Records contained in a dataset:
***

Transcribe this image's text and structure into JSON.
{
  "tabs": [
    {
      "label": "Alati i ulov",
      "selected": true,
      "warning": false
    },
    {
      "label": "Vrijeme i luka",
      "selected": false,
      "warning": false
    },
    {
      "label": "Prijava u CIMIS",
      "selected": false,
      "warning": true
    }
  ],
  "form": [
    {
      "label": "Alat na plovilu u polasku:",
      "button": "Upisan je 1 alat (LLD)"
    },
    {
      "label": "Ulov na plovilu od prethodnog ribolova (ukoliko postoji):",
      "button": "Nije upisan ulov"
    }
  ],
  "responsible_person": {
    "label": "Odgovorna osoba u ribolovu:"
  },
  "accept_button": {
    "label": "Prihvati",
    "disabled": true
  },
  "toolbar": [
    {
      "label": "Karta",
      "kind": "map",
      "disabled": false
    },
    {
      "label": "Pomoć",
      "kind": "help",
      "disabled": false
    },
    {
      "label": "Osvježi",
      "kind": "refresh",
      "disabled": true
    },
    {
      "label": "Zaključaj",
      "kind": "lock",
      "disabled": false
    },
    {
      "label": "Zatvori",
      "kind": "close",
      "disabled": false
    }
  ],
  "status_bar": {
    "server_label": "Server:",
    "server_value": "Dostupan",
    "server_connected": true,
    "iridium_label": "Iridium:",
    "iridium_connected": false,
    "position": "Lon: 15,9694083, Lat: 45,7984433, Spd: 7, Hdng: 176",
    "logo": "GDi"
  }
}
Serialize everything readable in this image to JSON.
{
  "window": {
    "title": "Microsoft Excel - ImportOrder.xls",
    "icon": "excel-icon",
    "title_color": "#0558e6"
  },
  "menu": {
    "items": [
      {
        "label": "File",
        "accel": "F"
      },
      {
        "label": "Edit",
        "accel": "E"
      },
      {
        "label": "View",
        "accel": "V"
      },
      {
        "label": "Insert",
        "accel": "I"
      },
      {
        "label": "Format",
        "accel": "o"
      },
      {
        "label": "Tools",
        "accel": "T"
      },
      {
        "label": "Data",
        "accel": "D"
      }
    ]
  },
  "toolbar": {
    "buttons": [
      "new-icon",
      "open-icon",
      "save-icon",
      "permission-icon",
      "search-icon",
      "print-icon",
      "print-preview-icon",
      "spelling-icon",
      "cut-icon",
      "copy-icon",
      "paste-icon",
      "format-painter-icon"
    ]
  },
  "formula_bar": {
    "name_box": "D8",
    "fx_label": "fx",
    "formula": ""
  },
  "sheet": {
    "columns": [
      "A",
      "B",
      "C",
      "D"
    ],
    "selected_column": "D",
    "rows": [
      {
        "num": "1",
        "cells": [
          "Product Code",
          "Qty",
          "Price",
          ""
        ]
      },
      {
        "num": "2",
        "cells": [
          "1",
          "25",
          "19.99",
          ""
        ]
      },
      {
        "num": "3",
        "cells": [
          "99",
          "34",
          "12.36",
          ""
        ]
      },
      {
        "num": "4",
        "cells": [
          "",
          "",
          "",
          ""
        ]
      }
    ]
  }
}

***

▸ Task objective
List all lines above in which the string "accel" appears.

▸ Response
        "accel": "F"
        "accel": "E"
        "accel": "V"
        "accel": "I"
        "accel": "o"
        "accel": "T"
        "accel": "D"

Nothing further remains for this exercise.